Three-year-old Katie Limer is like most toddlers in many ways. She loves to play with her dolls and also enjoys singing. But two months ago, her parents noticed symptoms that were very un-childlike.
"Her speech has become very slurred, very thought out," said Thad Limer, Katie's father. "If she tries to feed herself, or do stuff with her hands, they shake. She falls down a lot."
Thad and Leah Limer recognized the signs as symptoms they had seen before. The symptoms were the same that robbed them of their son, Andrew, when he was 9 years old.
Andrew was diagnosed with Niemann-Pick Type C, a genetic disease that causes a buildup of cholesterol in the liver, spleen and brain. It is sometimes referred to as a pediatric version of Alzheimer's.
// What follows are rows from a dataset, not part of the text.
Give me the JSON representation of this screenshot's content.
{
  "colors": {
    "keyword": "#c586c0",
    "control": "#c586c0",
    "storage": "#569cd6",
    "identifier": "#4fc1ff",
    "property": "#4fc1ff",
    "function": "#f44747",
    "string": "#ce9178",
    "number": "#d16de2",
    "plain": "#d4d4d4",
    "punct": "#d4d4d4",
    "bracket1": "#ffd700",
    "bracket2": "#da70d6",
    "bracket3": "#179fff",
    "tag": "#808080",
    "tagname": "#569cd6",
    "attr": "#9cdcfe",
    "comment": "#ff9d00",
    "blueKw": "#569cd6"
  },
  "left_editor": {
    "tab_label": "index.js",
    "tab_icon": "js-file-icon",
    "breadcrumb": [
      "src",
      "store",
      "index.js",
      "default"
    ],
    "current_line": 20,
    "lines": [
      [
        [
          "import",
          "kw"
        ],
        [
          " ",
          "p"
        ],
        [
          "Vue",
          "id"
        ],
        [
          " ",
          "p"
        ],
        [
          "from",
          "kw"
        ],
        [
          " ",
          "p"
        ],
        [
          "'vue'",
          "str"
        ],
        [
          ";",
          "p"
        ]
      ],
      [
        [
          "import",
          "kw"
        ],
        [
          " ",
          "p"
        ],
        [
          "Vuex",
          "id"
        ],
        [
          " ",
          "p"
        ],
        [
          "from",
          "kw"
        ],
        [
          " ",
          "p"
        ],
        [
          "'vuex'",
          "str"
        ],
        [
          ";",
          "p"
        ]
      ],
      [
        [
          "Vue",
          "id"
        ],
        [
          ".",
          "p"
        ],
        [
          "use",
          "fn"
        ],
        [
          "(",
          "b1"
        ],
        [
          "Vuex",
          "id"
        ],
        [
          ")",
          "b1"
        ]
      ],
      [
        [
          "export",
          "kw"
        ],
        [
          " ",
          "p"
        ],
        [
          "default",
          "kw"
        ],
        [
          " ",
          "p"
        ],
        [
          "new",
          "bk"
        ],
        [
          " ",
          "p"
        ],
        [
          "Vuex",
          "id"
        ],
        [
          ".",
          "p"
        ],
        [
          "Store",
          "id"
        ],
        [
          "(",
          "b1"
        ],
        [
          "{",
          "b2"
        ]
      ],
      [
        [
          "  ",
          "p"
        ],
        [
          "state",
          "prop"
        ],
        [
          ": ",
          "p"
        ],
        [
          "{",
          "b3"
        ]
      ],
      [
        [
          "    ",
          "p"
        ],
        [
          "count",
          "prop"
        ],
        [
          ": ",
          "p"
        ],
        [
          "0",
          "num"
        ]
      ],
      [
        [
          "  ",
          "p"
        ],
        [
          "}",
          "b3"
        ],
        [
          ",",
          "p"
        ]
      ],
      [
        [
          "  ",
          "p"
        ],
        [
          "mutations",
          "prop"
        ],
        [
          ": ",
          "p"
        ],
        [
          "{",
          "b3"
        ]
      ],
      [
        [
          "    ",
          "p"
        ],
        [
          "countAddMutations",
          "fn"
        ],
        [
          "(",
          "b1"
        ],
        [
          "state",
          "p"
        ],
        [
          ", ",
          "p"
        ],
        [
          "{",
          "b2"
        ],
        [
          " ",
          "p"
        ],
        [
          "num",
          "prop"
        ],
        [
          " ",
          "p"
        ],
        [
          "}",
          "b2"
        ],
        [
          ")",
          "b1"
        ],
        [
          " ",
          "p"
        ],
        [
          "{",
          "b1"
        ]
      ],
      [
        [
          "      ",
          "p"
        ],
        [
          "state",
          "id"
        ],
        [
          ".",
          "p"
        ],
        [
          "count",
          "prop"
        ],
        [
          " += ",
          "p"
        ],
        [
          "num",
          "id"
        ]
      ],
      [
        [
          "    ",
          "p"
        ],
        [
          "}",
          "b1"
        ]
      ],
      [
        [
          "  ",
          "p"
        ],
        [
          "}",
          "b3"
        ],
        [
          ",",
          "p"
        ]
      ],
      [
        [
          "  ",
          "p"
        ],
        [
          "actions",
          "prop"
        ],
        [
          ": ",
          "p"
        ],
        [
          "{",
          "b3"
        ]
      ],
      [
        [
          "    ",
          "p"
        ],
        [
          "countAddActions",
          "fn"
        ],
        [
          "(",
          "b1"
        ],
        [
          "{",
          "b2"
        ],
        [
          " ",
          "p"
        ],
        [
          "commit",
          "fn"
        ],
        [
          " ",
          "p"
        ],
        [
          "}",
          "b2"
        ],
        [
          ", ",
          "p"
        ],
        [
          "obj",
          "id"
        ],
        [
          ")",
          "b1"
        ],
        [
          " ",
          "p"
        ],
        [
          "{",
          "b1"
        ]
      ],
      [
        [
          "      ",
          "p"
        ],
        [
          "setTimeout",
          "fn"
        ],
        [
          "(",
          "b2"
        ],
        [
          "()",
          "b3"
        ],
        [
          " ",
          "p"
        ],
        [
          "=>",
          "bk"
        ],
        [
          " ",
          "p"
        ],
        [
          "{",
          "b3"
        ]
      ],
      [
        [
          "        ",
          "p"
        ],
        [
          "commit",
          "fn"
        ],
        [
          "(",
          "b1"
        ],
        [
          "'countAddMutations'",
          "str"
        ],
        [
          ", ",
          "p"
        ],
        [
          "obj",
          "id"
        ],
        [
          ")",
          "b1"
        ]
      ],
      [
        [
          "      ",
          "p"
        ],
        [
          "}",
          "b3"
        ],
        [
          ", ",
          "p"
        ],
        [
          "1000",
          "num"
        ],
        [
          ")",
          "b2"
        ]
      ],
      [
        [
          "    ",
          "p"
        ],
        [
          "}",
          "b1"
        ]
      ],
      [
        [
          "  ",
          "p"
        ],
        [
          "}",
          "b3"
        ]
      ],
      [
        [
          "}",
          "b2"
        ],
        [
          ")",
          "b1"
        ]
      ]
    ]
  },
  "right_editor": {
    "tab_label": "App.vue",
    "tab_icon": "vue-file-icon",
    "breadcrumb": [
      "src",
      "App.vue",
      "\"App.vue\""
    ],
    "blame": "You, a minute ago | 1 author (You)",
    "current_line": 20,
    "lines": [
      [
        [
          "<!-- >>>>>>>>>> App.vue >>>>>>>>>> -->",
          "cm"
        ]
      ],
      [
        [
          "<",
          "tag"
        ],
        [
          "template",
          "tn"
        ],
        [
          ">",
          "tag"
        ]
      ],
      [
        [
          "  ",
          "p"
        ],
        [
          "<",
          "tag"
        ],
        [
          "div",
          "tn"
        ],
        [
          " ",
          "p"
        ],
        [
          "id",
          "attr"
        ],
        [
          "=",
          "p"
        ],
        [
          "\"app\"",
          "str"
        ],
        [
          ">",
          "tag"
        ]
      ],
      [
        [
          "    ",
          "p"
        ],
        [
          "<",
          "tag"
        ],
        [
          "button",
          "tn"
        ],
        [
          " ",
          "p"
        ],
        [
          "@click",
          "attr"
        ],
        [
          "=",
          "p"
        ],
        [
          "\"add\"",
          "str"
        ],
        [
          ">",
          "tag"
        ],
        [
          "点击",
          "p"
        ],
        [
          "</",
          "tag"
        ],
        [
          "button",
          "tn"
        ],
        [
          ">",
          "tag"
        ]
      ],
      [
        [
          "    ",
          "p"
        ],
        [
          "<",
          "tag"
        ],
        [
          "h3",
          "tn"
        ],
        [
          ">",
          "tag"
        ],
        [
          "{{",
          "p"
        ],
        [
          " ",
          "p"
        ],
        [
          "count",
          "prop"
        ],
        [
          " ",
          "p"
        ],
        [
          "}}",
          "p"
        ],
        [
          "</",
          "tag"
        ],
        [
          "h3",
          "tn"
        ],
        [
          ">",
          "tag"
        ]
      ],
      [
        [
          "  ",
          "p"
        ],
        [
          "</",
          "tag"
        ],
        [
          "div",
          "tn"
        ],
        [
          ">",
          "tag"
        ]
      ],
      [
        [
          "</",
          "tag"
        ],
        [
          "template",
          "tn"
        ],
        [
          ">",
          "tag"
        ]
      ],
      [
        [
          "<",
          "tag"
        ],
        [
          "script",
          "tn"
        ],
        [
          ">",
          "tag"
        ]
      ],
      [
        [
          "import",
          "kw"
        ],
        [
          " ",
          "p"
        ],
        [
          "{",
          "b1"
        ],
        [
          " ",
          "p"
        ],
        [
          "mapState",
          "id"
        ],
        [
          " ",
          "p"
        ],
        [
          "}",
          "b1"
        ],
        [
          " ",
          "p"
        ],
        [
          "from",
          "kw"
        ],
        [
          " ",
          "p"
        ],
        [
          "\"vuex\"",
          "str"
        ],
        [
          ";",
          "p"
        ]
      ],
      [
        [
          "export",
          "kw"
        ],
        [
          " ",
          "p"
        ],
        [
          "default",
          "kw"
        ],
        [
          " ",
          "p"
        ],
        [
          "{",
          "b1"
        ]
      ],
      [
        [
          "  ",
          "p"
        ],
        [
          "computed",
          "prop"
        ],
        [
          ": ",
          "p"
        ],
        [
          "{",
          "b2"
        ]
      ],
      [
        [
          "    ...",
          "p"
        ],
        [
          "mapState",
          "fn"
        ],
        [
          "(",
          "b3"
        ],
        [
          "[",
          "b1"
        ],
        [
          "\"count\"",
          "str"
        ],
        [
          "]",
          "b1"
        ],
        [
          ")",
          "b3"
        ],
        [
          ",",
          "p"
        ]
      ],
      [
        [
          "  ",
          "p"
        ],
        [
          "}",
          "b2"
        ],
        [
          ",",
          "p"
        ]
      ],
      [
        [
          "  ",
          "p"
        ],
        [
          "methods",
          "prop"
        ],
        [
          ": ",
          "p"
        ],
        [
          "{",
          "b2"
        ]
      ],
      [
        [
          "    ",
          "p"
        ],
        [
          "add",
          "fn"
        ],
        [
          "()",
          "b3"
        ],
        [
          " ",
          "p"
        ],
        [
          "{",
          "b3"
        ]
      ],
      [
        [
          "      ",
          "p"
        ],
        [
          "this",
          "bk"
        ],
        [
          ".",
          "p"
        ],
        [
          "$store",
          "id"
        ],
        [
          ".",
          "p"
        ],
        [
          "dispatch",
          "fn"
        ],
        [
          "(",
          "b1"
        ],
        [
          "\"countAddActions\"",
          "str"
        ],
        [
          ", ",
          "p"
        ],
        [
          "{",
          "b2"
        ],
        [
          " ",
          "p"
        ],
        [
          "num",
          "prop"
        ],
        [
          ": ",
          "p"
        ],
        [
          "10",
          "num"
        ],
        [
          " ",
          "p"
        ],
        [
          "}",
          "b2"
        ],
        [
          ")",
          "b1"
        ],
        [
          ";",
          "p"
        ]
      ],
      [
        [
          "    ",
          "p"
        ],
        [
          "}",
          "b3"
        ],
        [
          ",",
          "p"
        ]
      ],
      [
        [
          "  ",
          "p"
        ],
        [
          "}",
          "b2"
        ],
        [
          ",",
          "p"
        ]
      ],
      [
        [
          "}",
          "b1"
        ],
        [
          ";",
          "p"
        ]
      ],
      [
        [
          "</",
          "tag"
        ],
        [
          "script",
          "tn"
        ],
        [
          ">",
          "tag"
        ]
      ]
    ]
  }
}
"And the effects on the brain eventually produce symptoms of dementia, and Alzheimer's and Parkinson's," Mr. Limer said. "But on a child, they lose everything; and it's usually one step at a time."
Niemann-Pick Type C is so rare that it affects only about 500 people worldwide. It is always fatal, usually in childhood.
"All we can do is help the children and the families cope as well as we can, but we don't really have a way to stop the progression of the disorder and we're working very hard to find ways to do that," said Dr. Lewis Waber, a genetic specialist at Children's Medical Center.
Dr. Waber said there is one experimental drug that may slow the disease. The Limers are hoping more awareness could help find a better treatment.
"We know what's in store for her and I can't think about that," Mrs. Limer said. "I have to take care of the little girI I have today; and she is a happy, rambunctious 3 year old."